Christian Universalism is a belief held commonly (and, there is good evidence, in places and times, even predominantly) within the Church over the coarse of the first 500 years of its existence.
“The great fourth-century church father Basil of Caesarea (c. 329–379) once observed that, in his time, a large majority of his fellow Christians… believed that hell was not everlasting, and that all in the end would attain salvation.”
[It is worth noting here (though Hart fails to) that even Augustine acknowledged: “There are very many in our day, who though not denying the Holy Scriptures, do not believe in endless torments.” Enchirdion cxii. (The Latin for “very many” is imo quam plurimi, which can be translated majority).]
Historic Christian Universalism’s essential definition: “They… believed in hell, though not in its eternity… hell was the fire of purification described by the Apostle Paul… the healing assault of unyielding divine love upon obdurate souls”
Hart sees this book as logically flowing from and out of his recent translation of the New Testament: “And I hope that my translation—simply by restoring certain ambiguities I believe to be present in the original texts—might help modern readers understand how it is that a considerable number of educated late antique Eastern Christians, all of whom were familiar with the New Testament in the original Greek, felt entirely comfortable with a universalist construal of its language.”

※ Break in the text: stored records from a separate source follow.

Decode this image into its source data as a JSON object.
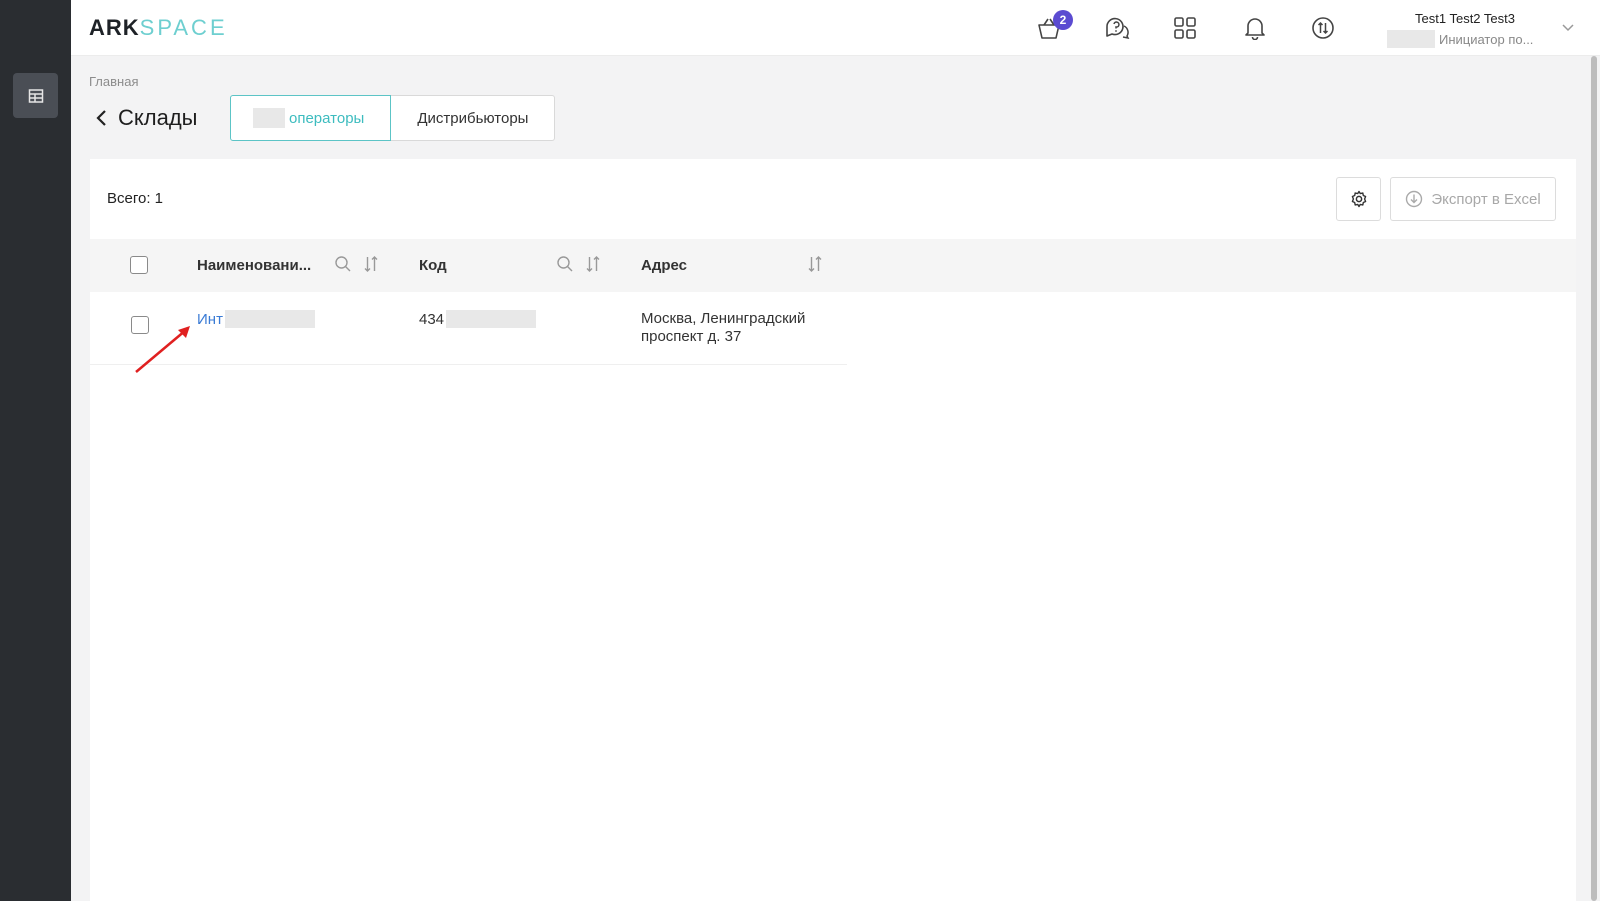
{
  "logo": {
    "ark": "ARK",
    "space": "SPACE"
  },
  "header": {
    "cart_badge": "2",
    "user_name": "Test1 Test2 Test3",
    "user_role": "Инициатор по..."
  },
  "breadcrumb": "Главная",
  "page": {
    "title": "Склады",
    "tabs": [
      {
        "label": "операторы",
        "active": true
      },
      {
        "label": "Дистрибьюторы",
        "active": false
      }
    ]
  },
  "toolbar": {
    "total": "Всего: 1",
    "export_label": "Экспорт в Excel"
  },
  "table": {
    "columns": [
      "Наименовани...",
      "Код",
      "Адрес"
    ],
    "rows": [
      {
        "name": "Инт",
        "code": "434",
        "address_line1": "Москва, Ленинградский",
        "address_line2": "проспект д. 37"
      }
    ]
  },
  "colors": {
    "accent": "#3dbcbf",
    "badge": "#5b4bd1",
    "link": "#3a7bd5",
    "sidebar": "#2a2d31",
    "annotation_arrow": "#e02020"
  }
}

“… if Christianity taken as a whole is indeed an entirely coherent and credible system of belief, then the universalist understanding of its message is the only one possible.”
The gauntlet of Christian Universalism has been thrown down…
The Question of an Eternal Hell
Framing the Question
A story about the desert Father, Abba Macarius, got Hart’s attention at about the age of 14… In essence a great saint encounters the soul of a dead and damned pagan priest (his skull along a path, actually). After a brief conversation, the Abba buries the unearthed skull – and goes on his way.
Harts main take-away was that the Abba apparently possessed more mercy that did the God who had forever condemned the priest. He basically wondered, does not one have to be morally obtuse to not observe such an apparent fact?
…(more to come…)